JpGU-AGU Joint Meeting 2020

Presentation information

[E] Oral

A (Atmospheric and Hydrospheric Sciences ) » A-AS Atmospheric Sciences, Meteorology & Atmospheric Environment

[A-AS06] Advances in Tropical Cyclone Research: Past, Present, and Future

convener:Yoshiaki Miyamoto(Faculty of Environment and Information Studies, Keio University), Sachie Kanada(Nagoya University), Akiyoshi Wada(Department of Typhoon and Severe Weather Research, Meteorological Research Institute), Kosuke Ito(University of the Ryukyus)

[AAS06-09] Warm ocean conditions and increased typhoon intensity in 2019

*Akiyoshi Wada1 (1.Department of Typhoon and Severe Weather Research, Meteorological Research Institute)

Keywords:Typhoon, TCHP, Numerical simulation

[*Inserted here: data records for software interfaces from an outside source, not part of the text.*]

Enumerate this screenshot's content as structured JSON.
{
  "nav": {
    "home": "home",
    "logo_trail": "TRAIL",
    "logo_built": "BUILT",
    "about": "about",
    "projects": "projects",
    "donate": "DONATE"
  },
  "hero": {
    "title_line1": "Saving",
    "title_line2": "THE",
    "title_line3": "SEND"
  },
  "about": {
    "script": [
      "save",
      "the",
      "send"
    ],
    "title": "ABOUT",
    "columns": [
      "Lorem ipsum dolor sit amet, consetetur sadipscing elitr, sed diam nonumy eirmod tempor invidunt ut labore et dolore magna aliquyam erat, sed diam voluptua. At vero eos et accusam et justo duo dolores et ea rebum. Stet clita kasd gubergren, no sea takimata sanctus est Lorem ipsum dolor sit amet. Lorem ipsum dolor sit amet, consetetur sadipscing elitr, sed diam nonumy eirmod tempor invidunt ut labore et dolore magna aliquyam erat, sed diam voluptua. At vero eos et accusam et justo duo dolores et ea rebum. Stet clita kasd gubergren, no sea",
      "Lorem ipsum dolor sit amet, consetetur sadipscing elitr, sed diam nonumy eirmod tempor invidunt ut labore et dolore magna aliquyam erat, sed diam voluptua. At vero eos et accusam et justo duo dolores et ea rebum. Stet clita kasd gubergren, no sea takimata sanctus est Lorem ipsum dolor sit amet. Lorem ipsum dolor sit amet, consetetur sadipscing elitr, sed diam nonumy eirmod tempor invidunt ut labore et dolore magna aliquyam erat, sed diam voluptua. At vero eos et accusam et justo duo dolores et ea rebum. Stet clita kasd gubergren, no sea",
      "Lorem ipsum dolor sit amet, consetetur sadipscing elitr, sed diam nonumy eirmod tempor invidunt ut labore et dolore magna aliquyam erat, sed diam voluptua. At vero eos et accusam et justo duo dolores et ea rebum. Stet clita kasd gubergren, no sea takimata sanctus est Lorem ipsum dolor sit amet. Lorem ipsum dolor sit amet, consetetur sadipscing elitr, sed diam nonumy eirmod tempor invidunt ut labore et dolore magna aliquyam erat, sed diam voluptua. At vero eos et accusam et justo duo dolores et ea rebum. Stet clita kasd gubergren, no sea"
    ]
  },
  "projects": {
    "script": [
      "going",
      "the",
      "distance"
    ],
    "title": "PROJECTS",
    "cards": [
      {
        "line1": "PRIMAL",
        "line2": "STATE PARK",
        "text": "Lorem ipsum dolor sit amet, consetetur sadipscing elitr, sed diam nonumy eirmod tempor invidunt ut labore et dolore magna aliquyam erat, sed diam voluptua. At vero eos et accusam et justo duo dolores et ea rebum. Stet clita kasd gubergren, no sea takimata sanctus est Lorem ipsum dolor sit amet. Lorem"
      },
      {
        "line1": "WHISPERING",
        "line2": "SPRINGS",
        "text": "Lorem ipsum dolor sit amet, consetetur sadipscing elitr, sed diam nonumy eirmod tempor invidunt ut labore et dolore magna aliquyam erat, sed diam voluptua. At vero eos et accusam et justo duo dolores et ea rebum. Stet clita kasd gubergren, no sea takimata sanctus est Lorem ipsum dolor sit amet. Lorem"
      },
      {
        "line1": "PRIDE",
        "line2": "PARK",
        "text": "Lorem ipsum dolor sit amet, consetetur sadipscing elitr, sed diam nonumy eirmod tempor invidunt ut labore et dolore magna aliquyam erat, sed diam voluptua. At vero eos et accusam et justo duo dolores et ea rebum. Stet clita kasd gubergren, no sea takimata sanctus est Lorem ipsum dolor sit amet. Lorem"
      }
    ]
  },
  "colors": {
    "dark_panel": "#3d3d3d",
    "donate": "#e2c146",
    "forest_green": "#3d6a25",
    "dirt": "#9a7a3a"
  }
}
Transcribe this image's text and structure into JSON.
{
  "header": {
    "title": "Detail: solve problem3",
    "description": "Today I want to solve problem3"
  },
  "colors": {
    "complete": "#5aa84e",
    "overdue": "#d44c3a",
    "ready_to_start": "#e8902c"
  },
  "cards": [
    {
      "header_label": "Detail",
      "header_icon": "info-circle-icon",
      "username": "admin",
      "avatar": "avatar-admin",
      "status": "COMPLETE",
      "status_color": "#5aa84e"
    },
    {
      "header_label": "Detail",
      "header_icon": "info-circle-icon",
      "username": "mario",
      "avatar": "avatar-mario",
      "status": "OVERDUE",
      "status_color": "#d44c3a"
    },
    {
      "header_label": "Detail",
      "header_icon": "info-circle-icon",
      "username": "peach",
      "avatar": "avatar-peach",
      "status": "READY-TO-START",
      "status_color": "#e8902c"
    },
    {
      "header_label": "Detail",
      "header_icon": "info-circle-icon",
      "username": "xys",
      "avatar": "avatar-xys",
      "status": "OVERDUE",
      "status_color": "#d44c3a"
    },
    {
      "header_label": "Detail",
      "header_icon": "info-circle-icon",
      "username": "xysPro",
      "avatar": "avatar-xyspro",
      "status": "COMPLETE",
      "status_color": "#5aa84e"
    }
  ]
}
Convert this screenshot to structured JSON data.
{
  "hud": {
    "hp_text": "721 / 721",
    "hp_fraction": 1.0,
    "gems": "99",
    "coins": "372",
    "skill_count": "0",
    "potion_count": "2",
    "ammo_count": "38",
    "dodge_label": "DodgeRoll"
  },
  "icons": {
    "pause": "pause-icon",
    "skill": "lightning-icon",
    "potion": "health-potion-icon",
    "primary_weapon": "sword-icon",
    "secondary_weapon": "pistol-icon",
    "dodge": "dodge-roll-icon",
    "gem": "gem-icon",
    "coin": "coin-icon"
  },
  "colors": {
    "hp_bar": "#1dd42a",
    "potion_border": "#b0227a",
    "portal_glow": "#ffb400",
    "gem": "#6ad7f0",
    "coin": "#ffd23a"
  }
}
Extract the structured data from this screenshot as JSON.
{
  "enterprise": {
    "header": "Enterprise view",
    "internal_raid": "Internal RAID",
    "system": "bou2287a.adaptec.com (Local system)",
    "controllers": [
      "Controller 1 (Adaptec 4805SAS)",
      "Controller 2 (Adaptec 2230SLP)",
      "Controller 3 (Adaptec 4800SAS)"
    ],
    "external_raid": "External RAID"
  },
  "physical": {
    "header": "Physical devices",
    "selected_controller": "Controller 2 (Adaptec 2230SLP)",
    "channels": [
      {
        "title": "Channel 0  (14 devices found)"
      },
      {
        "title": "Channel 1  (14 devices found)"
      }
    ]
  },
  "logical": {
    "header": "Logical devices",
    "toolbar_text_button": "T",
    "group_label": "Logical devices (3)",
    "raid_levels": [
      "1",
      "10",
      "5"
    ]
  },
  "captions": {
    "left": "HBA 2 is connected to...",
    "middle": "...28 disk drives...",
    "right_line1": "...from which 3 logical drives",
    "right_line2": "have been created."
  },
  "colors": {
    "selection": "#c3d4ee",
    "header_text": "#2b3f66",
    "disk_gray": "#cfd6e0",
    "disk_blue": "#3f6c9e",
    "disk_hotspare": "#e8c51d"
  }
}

It is sometimes pointed out that the increase in the upper-ocean temperature, particularly sea surface temperature, is one of the factors that cause stronger landfalling typhoons such as FAXAI and HAGIBIS in 2019.Since these landfalling typhoons cause serious disasters, it is necessary to explore the effects of increases in the upper-ocean temperature on the typhoons. First, an empirical orthogonal function (EOF) analysis method was applied for tropical cyclone thermal potential (TCHP) data from 1982 to 2019 to investigate upper ocean temperature variations. From the EOF analysis, we can find the correlation map that TCHP increased in almost all areas in the North Pacific as the second mode, while the first mode shows the variation corresponding to the El Nino-Southern Oscillation. In 2019, we find that the second mode is dominant. In order to investigate the impact of the increase in the upper-ocean temperature on typhoons in 2019, numerical simulations were conducted for Typhoons FAXAI and HAGIBIS with a nonhydrostatic atmosphere model and the atmosphere-wave-ocean coupled model, and with two different oceanic initial conditions. One oceanic initial condition is the average from 1982 to 2019, while the other is the daily operational oceanic analysis data in the Japan Meteorological Agency. The simulation results show that the difference in track predictions between the four simulations was very small although all simulated tracks showed the westward errors. However, the simulated central pressures and the simulated maximum wind speeds show that the simulated typhoon intensity became weak when both the coupled model and the average from 1982 to 2019 were used. In some experiments, there was no systematic difference between the four experiments as to the accumulated precipitation distribution over the Japanese archipelago. Therefore, the effect of the increase in the upper-ocean temperature on landfalling typhoons can be found only in the intensity.